Concerns about Frontex drive

Human rights group Amnesty International has sent a letter to Citizens’ Protection Minister Christos Papoutsis, expressing concern that the operation of 175 border guards from the European Union’s border monitoring agency, Frontex, at the Greek-Turkish border could result in migrants who deserve refugee status being deprived of their rights. In its letter, the rights group said that it understands that Frontex guards have been instructed to show respect for the human rights of undocumented migrants intercepted while trying to cross the border. But it said it remained unconvinced «that this treatment could be guaranteed in practice.» The group expresses doubts about the type of training undergone by the Frontex guards and «whether they have been equipped to recognize people in need of international protection.» It is also doubtful, the letter notes, of the abilities of legal and other experts that have been recruited by Greek authorities to help the guards at the border.
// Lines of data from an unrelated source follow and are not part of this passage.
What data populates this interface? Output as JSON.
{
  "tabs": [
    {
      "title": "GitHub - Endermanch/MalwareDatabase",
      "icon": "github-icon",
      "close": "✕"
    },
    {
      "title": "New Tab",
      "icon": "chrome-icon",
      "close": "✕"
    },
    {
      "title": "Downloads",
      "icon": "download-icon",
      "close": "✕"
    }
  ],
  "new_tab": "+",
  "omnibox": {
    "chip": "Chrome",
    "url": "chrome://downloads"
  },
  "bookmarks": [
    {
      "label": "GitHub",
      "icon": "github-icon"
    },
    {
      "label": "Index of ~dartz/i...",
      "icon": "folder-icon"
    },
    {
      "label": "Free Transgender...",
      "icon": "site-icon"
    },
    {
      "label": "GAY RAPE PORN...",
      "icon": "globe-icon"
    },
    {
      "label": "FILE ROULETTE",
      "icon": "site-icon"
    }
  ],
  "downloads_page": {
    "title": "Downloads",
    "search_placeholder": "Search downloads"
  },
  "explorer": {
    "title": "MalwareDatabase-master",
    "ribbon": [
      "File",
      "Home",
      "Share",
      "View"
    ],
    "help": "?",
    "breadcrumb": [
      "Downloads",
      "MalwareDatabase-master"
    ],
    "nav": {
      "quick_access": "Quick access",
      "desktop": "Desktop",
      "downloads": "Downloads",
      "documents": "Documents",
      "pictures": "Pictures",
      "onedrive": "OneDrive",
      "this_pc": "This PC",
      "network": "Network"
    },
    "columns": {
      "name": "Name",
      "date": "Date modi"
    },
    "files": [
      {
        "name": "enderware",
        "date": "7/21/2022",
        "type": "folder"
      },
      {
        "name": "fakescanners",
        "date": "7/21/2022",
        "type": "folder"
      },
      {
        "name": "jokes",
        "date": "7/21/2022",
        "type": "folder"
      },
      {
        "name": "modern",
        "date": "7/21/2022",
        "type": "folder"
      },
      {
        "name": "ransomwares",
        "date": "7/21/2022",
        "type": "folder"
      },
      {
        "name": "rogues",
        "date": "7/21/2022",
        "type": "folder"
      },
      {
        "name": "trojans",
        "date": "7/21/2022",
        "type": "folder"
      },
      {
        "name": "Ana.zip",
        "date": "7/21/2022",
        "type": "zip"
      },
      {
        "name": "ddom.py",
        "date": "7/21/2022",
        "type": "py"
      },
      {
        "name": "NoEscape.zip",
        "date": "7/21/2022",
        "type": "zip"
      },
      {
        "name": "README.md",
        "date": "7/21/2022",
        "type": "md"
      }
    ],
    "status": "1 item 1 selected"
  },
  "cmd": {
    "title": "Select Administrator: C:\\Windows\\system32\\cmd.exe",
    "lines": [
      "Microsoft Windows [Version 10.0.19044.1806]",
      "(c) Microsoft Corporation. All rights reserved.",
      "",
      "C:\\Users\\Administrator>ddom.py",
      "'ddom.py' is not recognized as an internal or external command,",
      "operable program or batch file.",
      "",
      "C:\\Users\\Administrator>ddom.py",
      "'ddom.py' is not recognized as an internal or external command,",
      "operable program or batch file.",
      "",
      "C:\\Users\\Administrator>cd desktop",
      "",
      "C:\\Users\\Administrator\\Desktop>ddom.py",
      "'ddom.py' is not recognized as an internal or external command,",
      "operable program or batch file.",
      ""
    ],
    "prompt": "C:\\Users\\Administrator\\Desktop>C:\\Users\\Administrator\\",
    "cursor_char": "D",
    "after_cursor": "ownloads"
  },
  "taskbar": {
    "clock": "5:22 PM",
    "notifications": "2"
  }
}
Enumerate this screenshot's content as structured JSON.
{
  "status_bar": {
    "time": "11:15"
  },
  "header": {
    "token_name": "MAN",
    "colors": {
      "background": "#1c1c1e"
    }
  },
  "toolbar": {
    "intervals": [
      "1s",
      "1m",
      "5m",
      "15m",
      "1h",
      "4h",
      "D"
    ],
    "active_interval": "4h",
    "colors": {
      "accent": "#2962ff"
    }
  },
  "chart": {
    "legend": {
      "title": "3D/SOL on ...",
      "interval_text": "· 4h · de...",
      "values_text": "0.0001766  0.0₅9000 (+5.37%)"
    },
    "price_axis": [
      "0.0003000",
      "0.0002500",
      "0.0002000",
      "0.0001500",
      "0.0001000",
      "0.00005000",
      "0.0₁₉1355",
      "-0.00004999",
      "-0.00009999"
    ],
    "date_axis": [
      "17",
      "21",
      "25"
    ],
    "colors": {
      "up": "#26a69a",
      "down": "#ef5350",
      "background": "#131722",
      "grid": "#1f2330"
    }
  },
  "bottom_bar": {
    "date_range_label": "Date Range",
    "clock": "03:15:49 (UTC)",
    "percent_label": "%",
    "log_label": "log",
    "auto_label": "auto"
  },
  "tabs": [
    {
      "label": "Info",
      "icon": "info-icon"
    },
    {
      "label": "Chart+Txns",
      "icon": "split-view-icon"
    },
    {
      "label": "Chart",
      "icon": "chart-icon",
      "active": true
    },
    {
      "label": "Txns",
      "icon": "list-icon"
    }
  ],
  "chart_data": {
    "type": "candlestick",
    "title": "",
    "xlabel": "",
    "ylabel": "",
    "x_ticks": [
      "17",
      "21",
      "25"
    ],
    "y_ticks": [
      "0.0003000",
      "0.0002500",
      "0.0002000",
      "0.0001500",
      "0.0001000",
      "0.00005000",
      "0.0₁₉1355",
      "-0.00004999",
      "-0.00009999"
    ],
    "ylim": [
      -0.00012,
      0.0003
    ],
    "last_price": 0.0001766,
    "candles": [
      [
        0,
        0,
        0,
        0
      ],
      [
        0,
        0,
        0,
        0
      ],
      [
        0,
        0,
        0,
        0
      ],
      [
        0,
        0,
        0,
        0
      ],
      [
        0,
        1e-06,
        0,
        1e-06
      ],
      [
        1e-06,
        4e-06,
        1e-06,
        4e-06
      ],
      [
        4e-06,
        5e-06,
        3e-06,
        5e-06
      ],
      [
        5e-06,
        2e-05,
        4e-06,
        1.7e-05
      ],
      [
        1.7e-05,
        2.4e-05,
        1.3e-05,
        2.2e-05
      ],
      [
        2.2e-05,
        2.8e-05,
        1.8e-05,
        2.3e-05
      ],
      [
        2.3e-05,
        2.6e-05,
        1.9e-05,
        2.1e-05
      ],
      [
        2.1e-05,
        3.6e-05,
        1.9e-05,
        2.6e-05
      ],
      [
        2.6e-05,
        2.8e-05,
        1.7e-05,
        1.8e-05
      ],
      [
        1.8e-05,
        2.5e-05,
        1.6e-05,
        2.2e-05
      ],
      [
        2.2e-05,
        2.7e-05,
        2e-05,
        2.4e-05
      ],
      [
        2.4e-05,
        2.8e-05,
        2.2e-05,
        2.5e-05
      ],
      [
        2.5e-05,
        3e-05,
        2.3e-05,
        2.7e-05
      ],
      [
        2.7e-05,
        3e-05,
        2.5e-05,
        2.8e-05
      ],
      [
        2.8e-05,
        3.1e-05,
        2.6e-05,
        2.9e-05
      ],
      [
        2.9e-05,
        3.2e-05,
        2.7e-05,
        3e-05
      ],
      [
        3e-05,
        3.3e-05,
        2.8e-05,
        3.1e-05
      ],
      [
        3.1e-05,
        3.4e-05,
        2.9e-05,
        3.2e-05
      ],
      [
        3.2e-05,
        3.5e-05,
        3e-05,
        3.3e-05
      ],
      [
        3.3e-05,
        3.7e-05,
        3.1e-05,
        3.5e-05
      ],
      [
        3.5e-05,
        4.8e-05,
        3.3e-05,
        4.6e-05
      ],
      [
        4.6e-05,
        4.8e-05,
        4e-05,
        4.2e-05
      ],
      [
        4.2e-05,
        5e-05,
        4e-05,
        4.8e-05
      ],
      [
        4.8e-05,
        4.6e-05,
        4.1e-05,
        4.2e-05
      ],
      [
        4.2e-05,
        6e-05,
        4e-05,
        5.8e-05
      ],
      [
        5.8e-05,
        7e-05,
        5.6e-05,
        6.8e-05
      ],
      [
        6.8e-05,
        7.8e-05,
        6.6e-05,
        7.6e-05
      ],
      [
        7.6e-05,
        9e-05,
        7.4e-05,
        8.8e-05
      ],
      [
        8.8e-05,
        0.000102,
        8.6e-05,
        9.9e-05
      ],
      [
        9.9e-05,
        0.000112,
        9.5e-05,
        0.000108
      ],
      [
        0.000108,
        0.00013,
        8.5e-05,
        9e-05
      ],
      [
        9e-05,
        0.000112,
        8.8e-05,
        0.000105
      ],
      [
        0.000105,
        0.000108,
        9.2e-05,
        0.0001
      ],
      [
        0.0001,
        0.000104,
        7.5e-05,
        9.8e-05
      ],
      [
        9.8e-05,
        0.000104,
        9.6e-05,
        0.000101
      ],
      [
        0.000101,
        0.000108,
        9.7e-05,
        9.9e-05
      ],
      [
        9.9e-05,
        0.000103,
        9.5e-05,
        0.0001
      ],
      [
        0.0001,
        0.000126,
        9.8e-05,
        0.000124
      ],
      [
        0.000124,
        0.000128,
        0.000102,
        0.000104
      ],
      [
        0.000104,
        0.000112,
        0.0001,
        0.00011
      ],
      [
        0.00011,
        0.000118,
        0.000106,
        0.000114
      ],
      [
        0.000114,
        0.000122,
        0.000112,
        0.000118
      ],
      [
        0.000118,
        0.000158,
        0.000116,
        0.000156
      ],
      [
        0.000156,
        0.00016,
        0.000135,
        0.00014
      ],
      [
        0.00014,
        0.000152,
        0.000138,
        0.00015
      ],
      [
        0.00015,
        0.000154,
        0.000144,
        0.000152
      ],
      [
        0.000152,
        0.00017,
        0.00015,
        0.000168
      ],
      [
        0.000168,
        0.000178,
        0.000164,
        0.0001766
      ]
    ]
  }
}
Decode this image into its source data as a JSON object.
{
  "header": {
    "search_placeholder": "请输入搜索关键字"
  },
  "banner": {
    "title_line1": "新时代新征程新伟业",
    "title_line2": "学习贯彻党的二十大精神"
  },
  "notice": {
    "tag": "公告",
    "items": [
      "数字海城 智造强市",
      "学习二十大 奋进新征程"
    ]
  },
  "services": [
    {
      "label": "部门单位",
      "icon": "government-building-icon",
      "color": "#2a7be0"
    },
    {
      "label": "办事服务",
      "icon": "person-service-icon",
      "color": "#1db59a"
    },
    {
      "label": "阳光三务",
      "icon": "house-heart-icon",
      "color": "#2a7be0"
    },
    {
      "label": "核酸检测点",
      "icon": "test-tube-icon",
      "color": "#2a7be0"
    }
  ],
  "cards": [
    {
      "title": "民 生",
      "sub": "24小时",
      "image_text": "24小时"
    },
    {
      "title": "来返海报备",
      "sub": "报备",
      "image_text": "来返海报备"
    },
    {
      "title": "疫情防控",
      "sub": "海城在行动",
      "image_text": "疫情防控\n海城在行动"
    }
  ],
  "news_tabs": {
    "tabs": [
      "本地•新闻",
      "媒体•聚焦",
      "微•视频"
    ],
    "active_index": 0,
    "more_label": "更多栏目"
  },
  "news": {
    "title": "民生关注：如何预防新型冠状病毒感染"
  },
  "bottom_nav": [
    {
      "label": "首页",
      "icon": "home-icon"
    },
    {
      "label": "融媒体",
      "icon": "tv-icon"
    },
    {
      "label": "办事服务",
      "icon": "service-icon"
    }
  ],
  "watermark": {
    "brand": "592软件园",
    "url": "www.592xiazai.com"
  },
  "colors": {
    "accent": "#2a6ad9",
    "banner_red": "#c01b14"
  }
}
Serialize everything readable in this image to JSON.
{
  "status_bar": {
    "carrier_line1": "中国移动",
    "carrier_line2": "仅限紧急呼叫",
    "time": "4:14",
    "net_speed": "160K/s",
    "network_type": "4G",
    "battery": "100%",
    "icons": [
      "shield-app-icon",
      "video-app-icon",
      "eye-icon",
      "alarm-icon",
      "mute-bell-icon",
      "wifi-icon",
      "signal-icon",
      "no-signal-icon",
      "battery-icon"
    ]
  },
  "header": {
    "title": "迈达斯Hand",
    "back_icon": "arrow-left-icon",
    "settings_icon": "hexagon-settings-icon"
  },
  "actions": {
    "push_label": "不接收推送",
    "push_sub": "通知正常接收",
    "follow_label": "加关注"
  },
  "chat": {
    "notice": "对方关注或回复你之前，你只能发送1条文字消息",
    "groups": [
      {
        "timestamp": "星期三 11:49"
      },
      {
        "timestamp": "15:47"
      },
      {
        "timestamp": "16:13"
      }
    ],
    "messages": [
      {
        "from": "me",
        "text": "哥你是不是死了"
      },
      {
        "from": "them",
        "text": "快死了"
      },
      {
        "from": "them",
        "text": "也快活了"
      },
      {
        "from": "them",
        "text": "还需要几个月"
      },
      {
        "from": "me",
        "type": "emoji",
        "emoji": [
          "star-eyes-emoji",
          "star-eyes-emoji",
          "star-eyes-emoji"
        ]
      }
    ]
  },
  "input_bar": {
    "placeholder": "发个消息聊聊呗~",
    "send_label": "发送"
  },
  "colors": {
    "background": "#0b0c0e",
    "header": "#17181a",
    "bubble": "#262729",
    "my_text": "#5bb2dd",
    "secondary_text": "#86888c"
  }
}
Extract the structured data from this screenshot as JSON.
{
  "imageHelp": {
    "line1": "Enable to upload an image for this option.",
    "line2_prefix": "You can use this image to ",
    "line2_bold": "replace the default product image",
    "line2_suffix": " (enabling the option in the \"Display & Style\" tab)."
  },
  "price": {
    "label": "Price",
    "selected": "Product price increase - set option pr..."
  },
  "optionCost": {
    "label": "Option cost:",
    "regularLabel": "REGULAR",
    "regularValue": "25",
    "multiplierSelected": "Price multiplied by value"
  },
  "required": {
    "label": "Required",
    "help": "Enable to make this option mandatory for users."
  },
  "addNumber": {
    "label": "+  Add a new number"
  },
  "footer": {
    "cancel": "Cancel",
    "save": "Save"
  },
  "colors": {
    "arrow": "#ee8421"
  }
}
There are also concerns regarding progress by the authorities in creating adequate reception centers for the migrants and the extent to which AI and other human rights groups will be able to have access to migrants being detained in these centers. Nicolas Beger, director of Amnesty International’s European Union Office in Brussels, stressed the need for «a clear framework of cooperation between Greek authorities and Frontex to allow for the revision of decisions regarding the treatment of undocumented migrants when necessary.» On Saturday, Papoutsis traveled to the Greek-Turkish border to welcome a contingent of 175 border guards from Frontex. According to officials, in just a few days, the team has significantly curbed the influx of migrants into Greece. There had been no reports by late last night regarding an official response by Papoutsis’s office to Amnesty International’s letter.